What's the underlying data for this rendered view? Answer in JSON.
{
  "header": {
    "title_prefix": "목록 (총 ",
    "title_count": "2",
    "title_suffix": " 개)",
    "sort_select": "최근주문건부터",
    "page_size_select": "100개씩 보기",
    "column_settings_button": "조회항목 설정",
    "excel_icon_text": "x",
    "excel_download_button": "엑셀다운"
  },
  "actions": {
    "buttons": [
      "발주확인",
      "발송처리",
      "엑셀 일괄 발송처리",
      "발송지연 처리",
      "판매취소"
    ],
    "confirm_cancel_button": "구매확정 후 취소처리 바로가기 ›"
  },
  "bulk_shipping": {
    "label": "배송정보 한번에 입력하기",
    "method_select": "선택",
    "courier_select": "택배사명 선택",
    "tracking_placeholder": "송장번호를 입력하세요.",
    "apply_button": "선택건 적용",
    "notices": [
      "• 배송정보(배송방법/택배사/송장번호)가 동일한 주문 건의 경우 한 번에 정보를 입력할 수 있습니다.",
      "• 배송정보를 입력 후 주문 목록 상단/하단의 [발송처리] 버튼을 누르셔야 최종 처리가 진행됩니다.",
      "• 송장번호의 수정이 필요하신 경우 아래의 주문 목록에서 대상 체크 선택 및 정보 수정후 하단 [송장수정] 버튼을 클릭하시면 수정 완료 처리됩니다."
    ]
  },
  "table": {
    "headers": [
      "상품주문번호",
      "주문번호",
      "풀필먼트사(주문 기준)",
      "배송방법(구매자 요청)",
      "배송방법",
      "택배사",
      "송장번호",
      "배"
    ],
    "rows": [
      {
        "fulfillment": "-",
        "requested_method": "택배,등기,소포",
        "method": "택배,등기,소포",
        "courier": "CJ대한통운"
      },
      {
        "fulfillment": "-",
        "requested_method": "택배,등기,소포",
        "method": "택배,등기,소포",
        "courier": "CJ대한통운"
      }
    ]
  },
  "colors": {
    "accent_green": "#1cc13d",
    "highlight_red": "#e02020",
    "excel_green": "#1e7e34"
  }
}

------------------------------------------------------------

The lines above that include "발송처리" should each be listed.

      "발송처리",
      "엑셀 일괄 발송처리",
      "• 배송정보를 입력 후 주문 목록 상단/하단의 [발송처리] 버튼을 누르셔야 최종 처리가 진행됩니다.",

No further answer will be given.